"Then you should know that I won't be able to save you this time," she whispered.
He stood, coming to stand a few feet in front of her. "It was never your job to save me, Teresa.
"Someone had to."
He reached for both of her hands, and she could feel his rapidly thundering pulse. Whatever he was planning, it set him on edge. "You've come with me further than anyone. I won't forget that."
In that moment, she knew that he understood the risk involved. He knew there was a very high probability that this would come crashing down around him. And he was willing to go forward anyway, willing to run the risk of taking himself away from her for the rest of their lives, if not by his death, then by a prison term.

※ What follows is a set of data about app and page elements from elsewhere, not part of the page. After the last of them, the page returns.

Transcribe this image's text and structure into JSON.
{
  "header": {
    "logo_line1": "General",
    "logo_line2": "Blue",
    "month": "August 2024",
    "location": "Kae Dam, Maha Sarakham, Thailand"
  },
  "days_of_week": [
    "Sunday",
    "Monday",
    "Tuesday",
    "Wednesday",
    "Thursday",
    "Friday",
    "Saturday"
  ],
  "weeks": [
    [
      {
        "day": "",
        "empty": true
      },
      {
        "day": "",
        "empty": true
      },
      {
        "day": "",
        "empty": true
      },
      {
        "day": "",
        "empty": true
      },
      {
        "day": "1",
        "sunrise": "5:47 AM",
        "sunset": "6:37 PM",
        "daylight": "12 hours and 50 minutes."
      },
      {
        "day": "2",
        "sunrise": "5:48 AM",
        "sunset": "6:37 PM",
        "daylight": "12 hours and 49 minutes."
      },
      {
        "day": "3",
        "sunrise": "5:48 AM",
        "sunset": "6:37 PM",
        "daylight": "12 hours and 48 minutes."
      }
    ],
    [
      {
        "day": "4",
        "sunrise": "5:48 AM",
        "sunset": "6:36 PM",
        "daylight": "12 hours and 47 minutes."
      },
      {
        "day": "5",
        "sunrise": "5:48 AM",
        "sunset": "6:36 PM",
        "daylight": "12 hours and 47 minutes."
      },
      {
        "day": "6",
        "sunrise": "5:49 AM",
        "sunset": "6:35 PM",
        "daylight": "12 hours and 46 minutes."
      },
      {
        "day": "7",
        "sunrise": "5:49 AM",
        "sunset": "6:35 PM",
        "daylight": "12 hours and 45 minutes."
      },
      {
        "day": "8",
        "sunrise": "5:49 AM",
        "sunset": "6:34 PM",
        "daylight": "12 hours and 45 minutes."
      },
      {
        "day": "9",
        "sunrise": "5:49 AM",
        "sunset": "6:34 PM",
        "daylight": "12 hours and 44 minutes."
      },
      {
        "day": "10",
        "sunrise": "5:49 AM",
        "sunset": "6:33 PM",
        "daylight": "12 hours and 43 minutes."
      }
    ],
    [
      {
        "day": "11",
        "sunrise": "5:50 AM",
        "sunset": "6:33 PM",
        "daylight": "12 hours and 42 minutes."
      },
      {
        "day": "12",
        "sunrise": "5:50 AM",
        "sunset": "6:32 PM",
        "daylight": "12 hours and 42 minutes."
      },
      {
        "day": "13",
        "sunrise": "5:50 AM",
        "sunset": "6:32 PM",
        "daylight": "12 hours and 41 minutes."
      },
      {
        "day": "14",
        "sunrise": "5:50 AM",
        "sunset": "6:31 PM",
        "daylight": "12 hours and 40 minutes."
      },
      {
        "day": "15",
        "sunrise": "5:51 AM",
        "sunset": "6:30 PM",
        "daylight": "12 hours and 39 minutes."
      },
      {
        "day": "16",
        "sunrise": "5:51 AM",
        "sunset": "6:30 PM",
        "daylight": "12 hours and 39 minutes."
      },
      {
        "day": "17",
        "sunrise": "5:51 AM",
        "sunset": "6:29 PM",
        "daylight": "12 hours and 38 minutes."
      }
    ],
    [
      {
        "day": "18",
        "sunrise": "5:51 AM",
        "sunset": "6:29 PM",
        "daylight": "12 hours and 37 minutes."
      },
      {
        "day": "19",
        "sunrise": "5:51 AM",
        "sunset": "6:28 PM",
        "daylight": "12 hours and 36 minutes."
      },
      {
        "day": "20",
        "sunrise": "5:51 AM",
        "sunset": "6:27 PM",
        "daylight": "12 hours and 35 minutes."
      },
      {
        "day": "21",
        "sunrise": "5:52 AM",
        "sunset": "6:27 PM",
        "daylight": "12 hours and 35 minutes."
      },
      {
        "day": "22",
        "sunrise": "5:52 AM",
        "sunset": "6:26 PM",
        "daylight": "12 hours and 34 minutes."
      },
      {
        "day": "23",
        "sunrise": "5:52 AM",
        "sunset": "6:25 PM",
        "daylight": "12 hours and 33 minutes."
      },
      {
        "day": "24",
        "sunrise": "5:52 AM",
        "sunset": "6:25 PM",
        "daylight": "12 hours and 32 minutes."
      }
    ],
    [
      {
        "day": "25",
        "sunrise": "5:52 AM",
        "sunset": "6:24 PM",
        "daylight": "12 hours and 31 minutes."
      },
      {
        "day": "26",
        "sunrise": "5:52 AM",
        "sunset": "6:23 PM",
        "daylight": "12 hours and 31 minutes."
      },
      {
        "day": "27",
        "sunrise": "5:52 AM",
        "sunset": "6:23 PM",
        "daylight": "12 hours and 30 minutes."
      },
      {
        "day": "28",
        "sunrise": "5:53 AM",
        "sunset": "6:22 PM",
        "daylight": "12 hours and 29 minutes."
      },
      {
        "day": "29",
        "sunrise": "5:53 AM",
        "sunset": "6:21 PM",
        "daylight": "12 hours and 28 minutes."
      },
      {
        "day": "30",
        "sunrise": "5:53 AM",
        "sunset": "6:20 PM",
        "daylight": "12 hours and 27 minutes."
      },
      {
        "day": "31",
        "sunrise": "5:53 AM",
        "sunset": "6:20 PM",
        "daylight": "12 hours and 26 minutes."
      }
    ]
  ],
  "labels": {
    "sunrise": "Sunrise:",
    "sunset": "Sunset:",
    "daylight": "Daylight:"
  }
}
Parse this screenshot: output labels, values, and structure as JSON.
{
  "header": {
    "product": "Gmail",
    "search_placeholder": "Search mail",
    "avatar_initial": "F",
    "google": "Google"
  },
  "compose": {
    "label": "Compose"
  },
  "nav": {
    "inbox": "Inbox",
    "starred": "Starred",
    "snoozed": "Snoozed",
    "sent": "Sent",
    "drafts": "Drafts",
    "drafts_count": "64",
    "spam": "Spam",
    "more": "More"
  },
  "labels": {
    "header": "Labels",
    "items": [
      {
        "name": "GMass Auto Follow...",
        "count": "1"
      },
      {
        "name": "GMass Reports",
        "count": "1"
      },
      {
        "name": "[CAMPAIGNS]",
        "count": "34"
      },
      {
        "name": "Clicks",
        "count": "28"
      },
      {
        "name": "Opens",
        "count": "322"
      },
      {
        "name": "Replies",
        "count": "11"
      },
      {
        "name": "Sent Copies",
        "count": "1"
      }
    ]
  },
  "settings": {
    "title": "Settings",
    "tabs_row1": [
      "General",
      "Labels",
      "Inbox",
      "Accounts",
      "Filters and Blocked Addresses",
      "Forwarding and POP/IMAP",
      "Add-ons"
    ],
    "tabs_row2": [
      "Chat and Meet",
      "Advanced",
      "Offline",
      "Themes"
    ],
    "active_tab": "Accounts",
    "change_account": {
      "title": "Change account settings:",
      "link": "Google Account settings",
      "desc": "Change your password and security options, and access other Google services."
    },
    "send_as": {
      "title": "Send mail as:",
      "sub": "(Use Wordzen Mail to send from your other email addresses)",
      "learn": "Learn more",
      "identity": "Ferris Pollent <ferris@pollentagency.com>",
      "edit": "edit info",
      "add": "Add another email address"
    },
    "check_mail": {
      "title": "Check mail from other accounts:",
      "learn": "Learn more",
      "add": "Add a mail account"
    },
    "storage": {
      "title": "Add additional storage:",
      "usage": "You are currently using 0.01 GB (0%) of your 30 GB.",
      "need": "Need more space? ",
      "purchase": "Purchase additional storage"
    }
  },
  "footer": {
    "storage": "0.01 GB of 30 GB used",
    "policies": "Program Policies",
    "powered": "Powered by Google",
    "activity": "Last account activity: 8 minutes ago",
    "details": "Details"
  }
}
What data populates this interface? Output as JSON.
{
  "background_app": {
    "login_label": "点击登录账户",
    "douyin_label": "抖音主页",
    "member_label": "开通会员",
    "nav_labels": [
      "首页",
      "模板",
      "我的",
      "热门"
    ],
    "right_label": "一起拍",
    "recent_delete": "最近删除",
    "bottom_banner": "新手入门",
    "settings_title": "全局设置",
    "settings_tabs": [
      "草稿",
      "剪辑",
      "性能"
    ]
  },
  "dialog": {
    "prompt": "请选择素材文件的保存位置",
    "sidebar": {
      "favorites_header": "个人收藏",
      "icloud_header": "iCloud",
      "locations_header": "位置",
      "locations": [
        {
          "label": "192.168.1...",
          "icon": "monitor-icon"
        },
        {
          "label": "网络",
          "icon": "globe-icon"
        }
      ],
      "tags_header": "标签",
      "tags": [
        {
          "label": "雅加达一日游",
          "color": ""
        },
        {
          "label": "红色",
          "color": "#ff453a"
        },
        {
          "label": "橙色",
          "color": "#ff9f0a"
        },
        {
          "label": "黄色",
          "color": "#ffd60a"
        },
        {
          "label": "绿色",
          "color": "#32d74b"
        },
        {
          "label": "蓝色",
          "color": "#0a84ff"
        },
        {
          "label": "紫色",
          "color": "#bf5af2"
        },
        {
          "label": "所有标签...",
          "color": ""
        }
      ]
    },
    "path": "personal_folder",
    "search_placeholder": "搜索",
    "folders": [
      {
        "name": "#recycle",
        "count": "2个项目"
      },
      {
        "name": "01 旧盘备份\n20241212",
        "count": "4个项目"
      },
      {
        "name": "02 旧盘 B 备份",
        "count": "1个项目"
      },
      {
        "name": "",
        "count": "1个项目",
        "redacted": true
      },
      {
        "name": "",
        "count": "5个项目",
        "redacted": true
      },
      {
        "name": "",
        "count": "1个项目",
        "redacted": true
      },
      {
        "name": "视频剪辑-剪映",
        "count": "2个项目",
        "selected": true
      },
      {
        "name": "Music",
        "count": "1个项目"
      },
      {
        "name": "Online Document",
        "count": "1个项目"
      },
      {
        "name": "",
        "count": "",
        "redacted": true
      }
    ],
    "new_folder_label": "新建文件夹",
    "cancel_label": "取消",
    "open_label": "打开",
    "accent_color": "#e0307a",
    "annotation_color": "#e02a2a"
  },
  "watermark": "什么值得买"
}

Unexpectedly, she felt a tear run down her cheek.
He brushed it away. "Don't give up on me just yet."
"You're not giving me a lot of options here," she choked out, struggling for composure.
Carefully, he tapped his fingers against the cross around her neck. "Have a little faith."
"Don't go," she whispered, aware that she was begging but not able to care.
He shook his head. "I'm too close to stop now. I don't have any options, either."
She took a deep breath for courage. "You could stay with me."
His expression softened, eyes bright. "I would if I could," he breathed. "Believe me."
There was no response she could make that would change his mind, so she kept silent, fully aware that this could be the very last time she saw him. Dimly, she was surprised she hadn't collapsed in a heap.
Jane studied her face, and she wondered what he saw. Slowly, almost imperceptibly, he leaned down, giving her enough time to run if she wanted to.
In point of fact, she didn't think she could move if her desk was on fire.
The first brush of his lips against hers was feather-light, barely there. The second pass was firmer, warmer.
She threw her arms around his neck before the third go-around, pulling him as close as she could get him.
He stumbled off-balance for a moment, resting his palms on the desk behind her for support. Then he took her face in his hands and let her feel the full force of his passion.
Her hands were in his hair, a long-standing fantasy. It felt like his lips were everywhere - against hers, tracing down her jawline, fluttering against her temples.
Her blood sang in her veins, heart pounding in her chest. Abruptly, he pulled back, resting his forehead against hers.
His breathing sounded as ragged as hers. "For luck," he whispered, touching her lips with the tip of one finger.
Then he was gone, door swinging shut behind him.
She stared stupidly long after he was gone from her sight, wondering if he would ever be back. Blessedly, she felt emotionally detached. She knew it was a defense mechanism, a way of coping with the upheaval and turmoil she knew was present under the surface.
He would go through with his plan, she knew.
It wasn't until later that she realized he had taken her cross with him.
She hoped it would protect him, since she couldn't. More than anything, she hoped he would be able to give it back to her himself.
Have a little faith, he had whispered.
So she did the only thing she could.